With the hiatus of Sea and Vines since 2019, Day Dance provides a whole new festival model to bring the party back to the vineyards for the Queen’s birthday. (Image source: Day Dance)
By Lara Pacillo | @LaraPacillo
Festivals are slowly but surely making their return to SA, and Day Dance is providing the perfect excuse to groove about it.
The event is split across two wine tours featuring live music sets, DJ parties, regional wine and beer, and a range of food options.
Event manager and mind behind Day Dance, Tim Klaosen, says the event, which has run for the last four years in March, started out as a much smaller concept.
“The goal originally was to bring a house party vibe to a winery,” Tim says.
“Tickets were just $30, and it was super laid back.”
But with Sea and Vines on hiatus since 2019, Tim saw the opportunity to expand.
With a now vacant June long weekend and a new event concept in mind, he made his move to fill the gap.
Organisers of the annual McLaren Vale Sea and Vines festival decided to shut down the popular event after 27 years due to negative social media coverage.
Videos and photos of isolated incidents featuring attendees behaving antisocially went viral in the event’s recent years, contributing to the reputational risk of the McLaren Vale brand.
Tim says he has had great experiences at Sea and Vines over the years and the social media coverage was an unfair reflection of the event.
“I personally don’t think the negative press was justified,” he says.
“I think people and the media love to run with one photo of someone publicly urinating and paint the whole event with the same brush.”
Tim says Day Dance is a whole different model, however.
Unlike Sea and Vines, a portion of the Day Dance ticket sales goes directly to the wineries, meaning these venues can justify the costs of ample marquees, more heating and more bathrooms.

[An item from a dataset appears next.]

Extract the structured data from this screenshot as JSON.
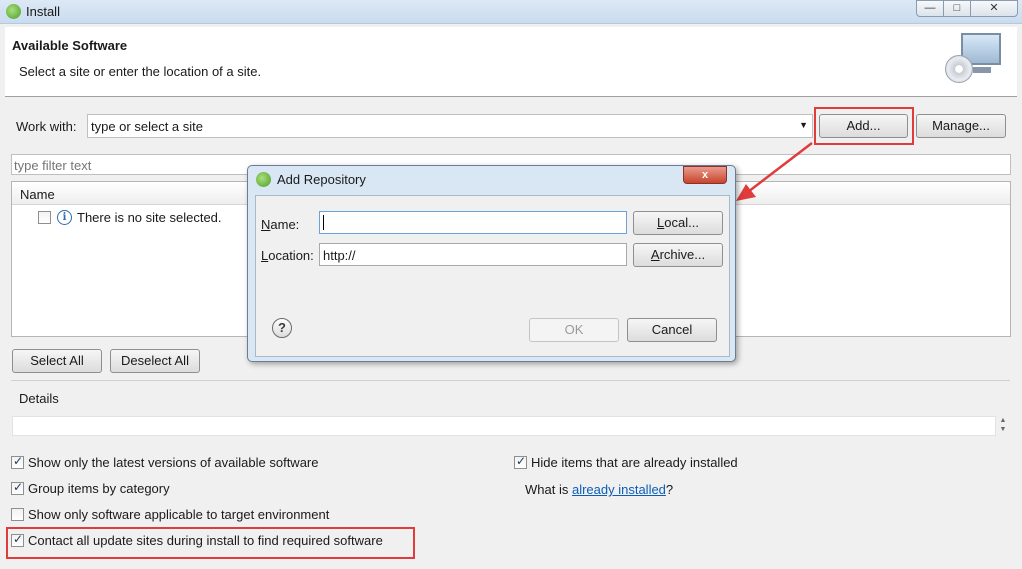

He says it was always an issue that Sea and Vines did not pass money from tickets onto the wineries as these venues therefore could not justify these extra expenses.
“Day Dance is also targeted at an older crowd,” he says.
“There’s a big live music focus, with SA Music Award winners playing at each winery.
“There are no pubs involved meaning there is no ‘middle-man’ taking a cut, so tickets can be $20 cheaper than Sea and Vines.
“It also means people aren’t stumbling into the winery after too many drinks at the pub in the morning.”
The Day Dance festival will have a “zero tolerance” for antisocial behaviour.
“The goal is to make this a dickhead free event,” Tim says.
“The vision is to grab a bottle of wine, sit around a table with some friends and foot tap along to three hours of live music during the ‘day’ session; then get up and wiggle them hips for the ‘dance’ session.”
The dance session includes an 80s versus 90s party at Woodstock, and a 2000s versus 2010s party at Simon Hackett, depending which tour attendees have selected.
Each winery will serve its own specialty wines and vale ale beer.
While grooving is a go, Tim says it’s not without adjustments to suit the ongoing COVID-19 restrictions.
“Even though both wineries have more than 3000 square metres of outdoor space, I’m forced to cap numbers to 1000 people to allow dancing,” he says.
“Financially, this obviously makes it a lot harder to operate but hopefully it’s a cracker day and it can expand in 2022 unrestricted.”
The festivities will continue onto the Monday Queen’s Birthday public holiday with a Pizza and Pups Picnic event at Simon Hackett Winery filled with dogs, live music, pizza, wine and picnics.
Tim says this is to help cover the costs of the Day Dance event and make use of the infrastructure for the full long weekend.
“I run a dog friendly festival in November called Folkloria and love it, so when I needed a new event, it was a no brainer for me to make it a dog event.”
As a small part owner of Simon Hackett Winery and with hopes to expand the event across four wineries in 2022, Tim has big plans for Day Dance in the future.
“My goal is to work with all the other amazing wineries in the area to make this one big McLaren Vale party,” he says.
“Hopefully this exposes a lot of younger people to the region who might not have realised how accessible McLaren Vale really is.”